● **Aim of the exercise**
Report the lines of the material that carry the string "Documenti".

● **Source information**
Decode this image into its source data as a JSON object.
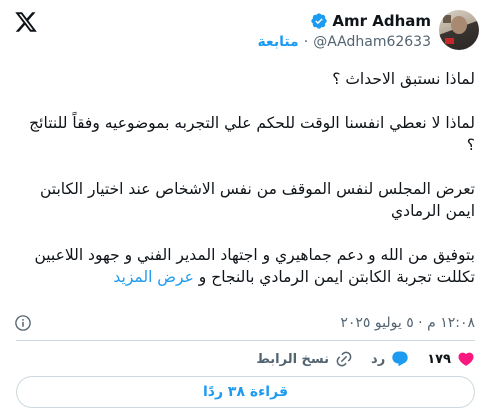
{
  "header": {
    "name": "Amr Adham",
    "handle": "@AAdham62633",
    "follow_label": "متابعة",
    "dot": "·"
  },
  "tweet": {
    "lines": [
      "لماذا نستبق الاحداث ؟",
      "لماذا لا نعطي انفسنا الوقت للحكم علي التجربه بموضوعيه وفقاً للنتائج ؟",
      "تعرض المجلس لنفس الموقف من نفس الاشخاص  عند اختيار الكابتن ايمن الرمادي",
      "بتوفيق من الله و دعم جماهيري و اجتهاد المدير الفني و جهود اللاعبين تكللت تجربة الكابتن ايمن الرمادي بالنجاح و"
    ],
    "show_more": "عرض المزيد",
    "timestamp": "١٢:٠٨ م · ٥ يوليو ٢٠٢٥"
  },
  "actions": {
    "likes": "١٧٩",
    "reply_label": "رد",
    "copy_link_label": "نسخ الرابط"
  },
  "reply_button": {
    "label": "قراءة ٣٨ ردًا"
  },
  "colors": {
    "accent": "#1d9bf0",
    "like": "#f91880",
    "muted": "#536471",
    "text": "#0f1419"
  }
}
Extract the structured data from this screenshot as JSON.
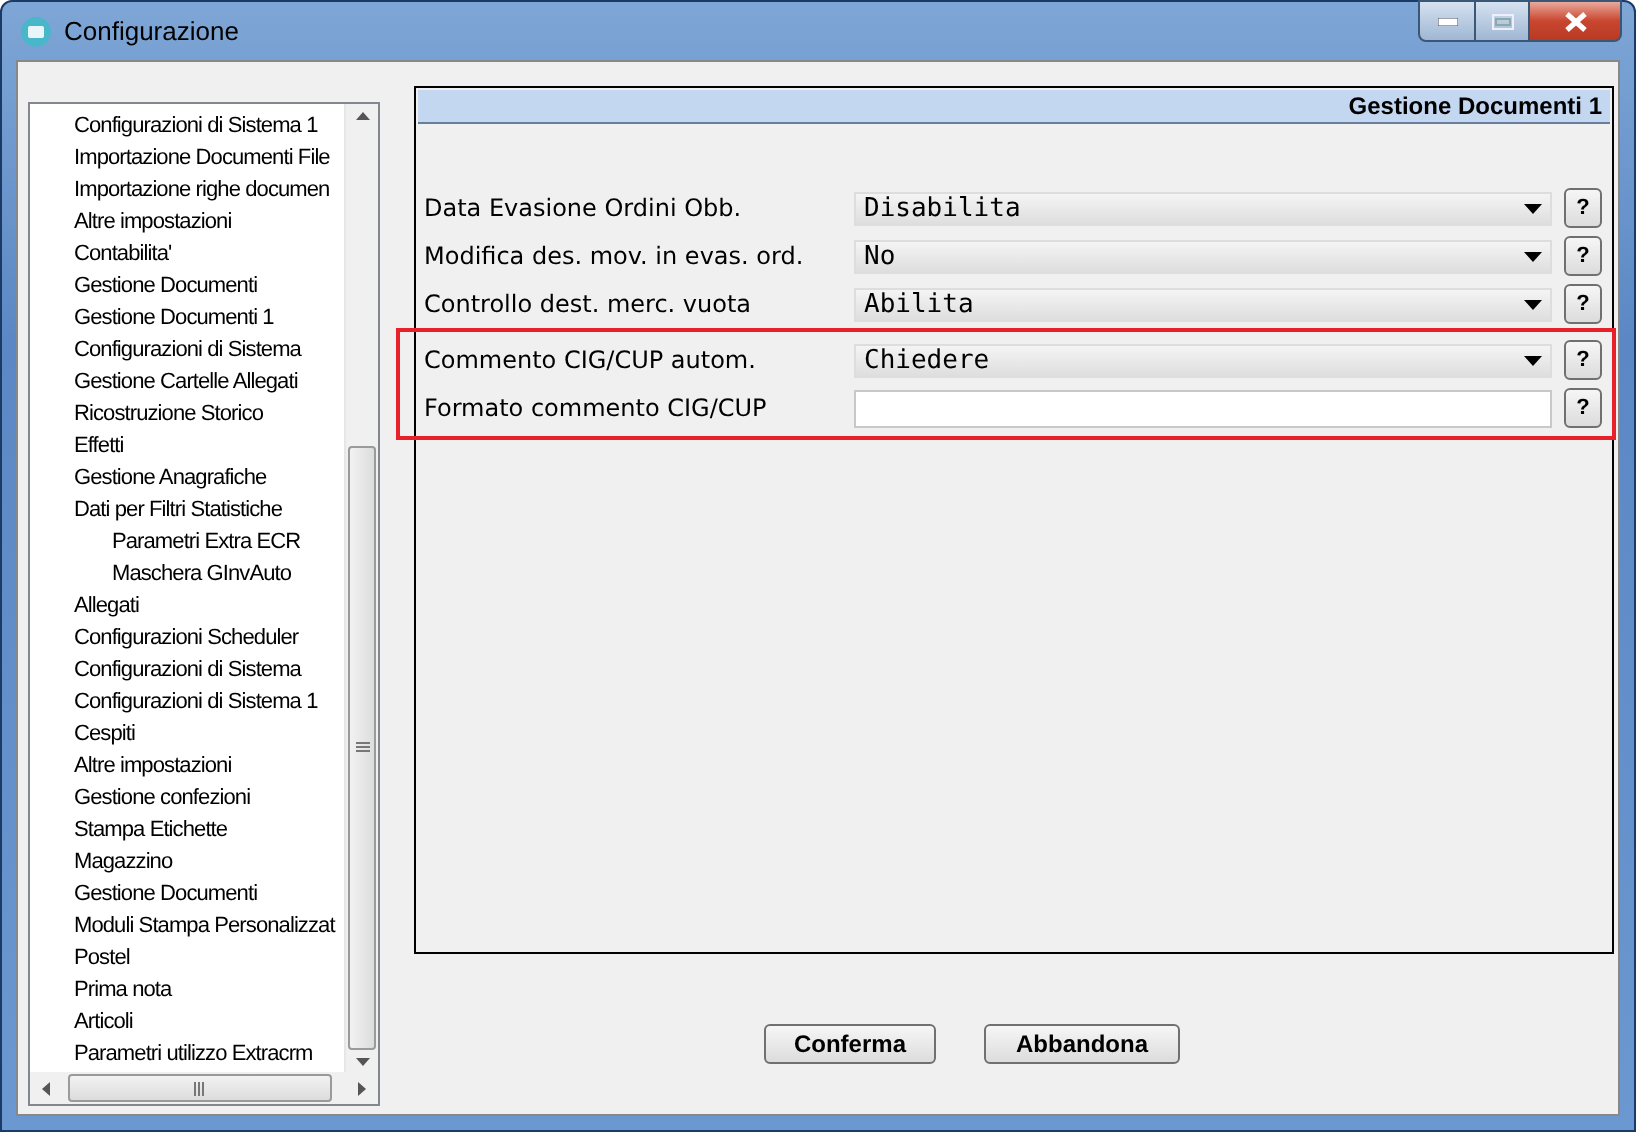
{
  "window": {
    "title": "Configurazione"
  },
  "sidebar": {
    "items": [
      {
        "label": "Configurazioni di Sistema 1"
      },
      {
        "label": "Importazione Documenti File"
      },
      {
        "label": "Importazione righe documen"
      },
      {
        "label": "Altre impostazioni"
      },
      {
        "label": "Contabilita'"
      },
      {
        "label": "Gestione Documenti"
      },
      {
        "label": "Gestione Documenti 1"
      },
      {
        "label": "Configurazioni di Sistema"
      },
      {
        "label": "Gestione Cartelle Allegati"
      },
      {
        "label": "Ricostruzione Storico"
      },
      {
        "label": "Effetti"
      },
      {
        "label": "Gestione Anagrafiche"
      },
      {
        "label": "Dati per Filtri Statistiche",
        "children": [
          {
            "label": "Parametri Extra ECR"
          },
          {
            "label": "Maschera GInvAuto"
          }
        ]
      },
      {
        "label": "Allegati"
      },
      {
        "label": "Configurazioni Scheduler"
      },
      {
        "label": "Configurazioni di Sistema"
      },
      {
        "label": "Configurazioni di Sistema 1"
      },
      {
        "label": "Cespiti"
      },
      {
        "label": "Altre impostazioni"
      },
      {
        "label": "Gestione confezioni"
      },
      {
        "label": "Stampa Etichette"
      },
      {
        "label": "Magazzino"
      },
      {
        "label": "Gestione Documenti"
      },
      {
        "label": "Moduli Stampa Personalizzat"
      },
      {
        "label": "Postel"
      },
      {
        "label": "Prima nota"
      },
      {
        "label": "Articoli"
      },
      {
        "label": "Parametri utilizzo Extracrm"
      }
    ]
  },
  "panel": {
    "title": "Gestione Documenti 1",
    "rows": [
      {
        "label": "Data Evasione Ordini Obb.",
        "kind": "select",
        "value": "Disabilita",
        "help": "?",
        "highlighted": false
      },
      {
        "label": "Modifica des. mov. in evas. ord.",
        "kind": "select",
        "value": "No",
        "help": "?",
        "highlighted": false
      },
      {
        "label": "Controllo dest. merc. vuota",
        "kind": "select",
        "value": "Abilita",
        "help": "?",
        "highlighted": false
      },
      {
        "label": "Commento CIG/CUP autom.",
        "kind": "select",
        "value": "Chiedere",
        "help": "?",
        "highlighted": true
      },
      {
        "label": "Formato commento CIG/CUP",
        "kind": "text",
        "help": "?",
        "highlighted": true
      }
    ]
  },
  "buttons": [
    {
      "label": "Conferma"
    },
    {
      "label": "Abbandona"
    }
  ]
}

● **Response box**
        "label": "Importazione Documenti File"
        "label": "Gestione Documenti"
        "label": "Gestione Documenti 1"
        "label": "Gestione Documenti"
    "title": "Gestione Documenti 1",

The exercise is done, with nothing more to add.